If it is true that two angles, $$\alpha$$ and $$\beta$$, differ in $$90^\circ$$ (that is to say, if $$\alpha\beta=90^\circ$$) then:

$$\sin(\alpha)=\cos(\beta)$$

$$\cos(\alpha)=\sin(\beta)$$
 $$\tan(\alpha)=\cot(\beta)$$
In the previous example we have that:

$$\sin(160^\circ)=\cos(70^\circ)$$

$$\cos(160^\circ)=\sin(70^\circ)$$
 $$\tan(160^\circ)=\cot(70^\circ)$$
Angles that add up to $$270^\circ$$
Two angles $$\alpha$$ and $$\beta$$ add up $$270^\circ$$ if $$\alpha+\beta=270^\circ$$.
For example, an angle of $$70^\circ$$ and one of $$200^\circ$$, since $$70^\circ + 200^\circ=270^\circ$$.
In this case, $$\alpha$$ and $$\beta$$ satisfy the following identities:

$$\sin(\alpha)=\cos(\beta)$$

$$\cos(\alpha)=\sin(\beta)$$
 $$\tan(\alpha)=\cot(\beta)$$
In the previous example, we have:

$$\sin(70^\circ)=\cos(200^\circ)$$

$$\cos(70^\circ)=\sin(200^\circ)$$
 $$\tan(70^\circ)=\cot(200^\circ)$$
Angles that differ in $$270^\circ$$
Two angles $$\alpha$$ and $$\beta$$ differ in $$270^\circ$$ if, when subtracted, we obtain $$270^\circ$$: $$\alpha\beta= 270^\circ$$.
An example is the angles of $$320^\circ$$ and $$50^\circ$$, since $$320^\circ50^\circ=270^\circ$$.
When two angles $$\alpha$$ and $$\beta$$ differ in $$270^\circ$$ we have:

$$\sin(\alpha)=\cos(\beta)$$

$$\cos(\alpha)=\sin(\beta)$$
 $$\tan(\alpha)=\cot(\beta)$$
In our example with the angle of $$320^\circ$$ and $$50^\circ$$, we have:

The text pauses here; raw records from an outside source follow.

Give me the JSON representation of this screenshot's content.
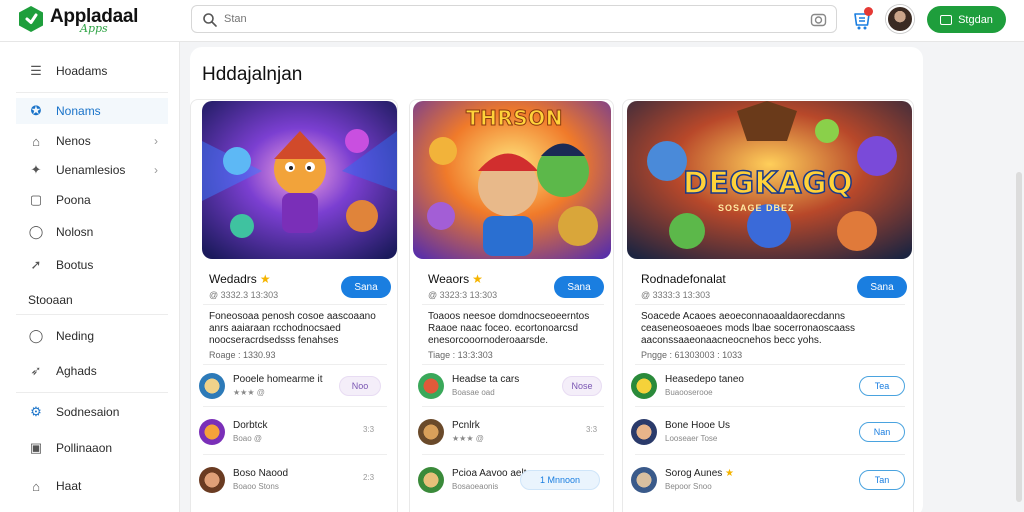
{
  "header": {
    "logo": "Appladaal",
    "logo_sub": "Apps",
    "search_placeholder": "Stan",
    "signin_label": "Stgdan"
  },
  "sidebar": {
    "items": [
      {
        "label": "Hoadams",
        "icon": "list-icon"
      },
      {
        "label": "Nonams",
        "icon": "star-badge-icon",
        "active": true
      },
      {
        "label": "Nenos",
        "icon": "home-icon",
        "chevron": true
      },
      {
        "label": "Uenamlesios",
        "icon": "puzzle-icon",
        "chevron": true
      },
      {
        "label": "Poona",
        "icon": "square-icon"
      },
      {
        "label": "Nolosn",
        "icon": "circle-icon"
      },
      {
        "label": "Bootus",
        "icon": "arrow-icon"
      }
    ],
    "heading": "Stooaan",
    "items2": [
      {
        "label": "Neding",
        "icon": "circle-icon"
      },
      {
        "label": "Aghads",
        "icon": "rocket-icon"
      },
      {
        "label": "Sodnesaion",
        "icon": "gear-icon"
      },
      {
        "label": "Pollinaaon",
        "icon": "square-icon"
      },
      {
        "label": "Haat",
        "icon": "home-icon"
      }
    ]
  },
  "main": {
    "title": "Hddajalnjan",
    "cards": [
      {
        "banner_text": "",
        "title": "Wedadrs",
        "meta": "@ 3332.3  13:303",
        "button": "Sana",
        "desc": [
          "Foneosoaa penosh cosoe aascoaano",
          "anrs aaiaraan rcchodnocsaed",
          "noocseracrdsedsss fenahses"
        ],
        "range": "Roage : 1330.93",
        "rows": [
          {
            "title": "Pooele homearme it",
            "sub": "★★★ @",
            "button": "Noo",
            "btn_style": "pink"
          },
          {
            "title": "Dorbtck",
            "sub": "Boao @",
            "meta": "3:3"
          },
          {
            "title": "Boso Naood",
            "sub": "Boaoo Stons",
            "meta": "2:3"
          }
        ]
      },
      {
        "banner_text": "THRSON",
        "title": "Weaors",
        "meta": "@ 3323:3  13:303",
        "button": "Sana",
        "desc": [
          "Toaoos neesoe domdnocseoeerntos",
          "Raaoe naac foceo. ecortonoarcsd",
          "enesorcooornoderoaarsde."
        ],
        "range": "Tiage : 13:3:303",
        "rows": [
          {
            "title": "Headse ta cars",
            "sub": "Boasae  oad",
            "button": "Nose",
            "btn_style": "pink"
          },
          {
            "title": "Pcnlrk",
            "sub": "★★★ @",
            "meta": "3:3"
          },
          {
            "title": "Pcioa Aavoo aelt",
            "sub": "Bosaoeaonis",
            "button": "1 Mnnoon",
            "btn_style": "blue-wide"
          }
        ]
      },
      {
        "banner_text": "DEGKAGQ",
        "banner_sub": "SOSAGE DBEZ",
        "title": "Rodnadefonalat",
        "meta": "@ 3333:3  13:303",
        "button": "Sana",
        "desc": [
          "Soacede  Acaoes aeoeconnaoaaldaorecdanns",
          "ceaseneosoaeoes mods lbae socerronaoscaass",
          "aaconssaaeonaacneocnehos becc yohs."
        ],
        "range": "Pngge : 61303003 : 1033",
        "rows": [
          {
            "title": "Heasedepo taneo",
            "sub": "Buaooserooe",
            "button": "Tea",
            "btn_style": "outline"
          },
          {
            "title": "Bone Hooe Us",
            "sub": "Looseaer Tose",
            "button": "Nan",
            "btn_style": "outline"
          },
          {
            "title": "Sorog Aunes",
            "sub": "Bepoor Snoo",
            "button": "Tan",
            "btn_style": "outline"
          }
        ]
      }
    ]
  }
}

$$\sin(320^\circ)=\cos(50^\circ)$$

$$\cos(320^\circ)=\sin(50^\circ)$$
 $$\tan(320^\circ)=\cot(50^\circ)$$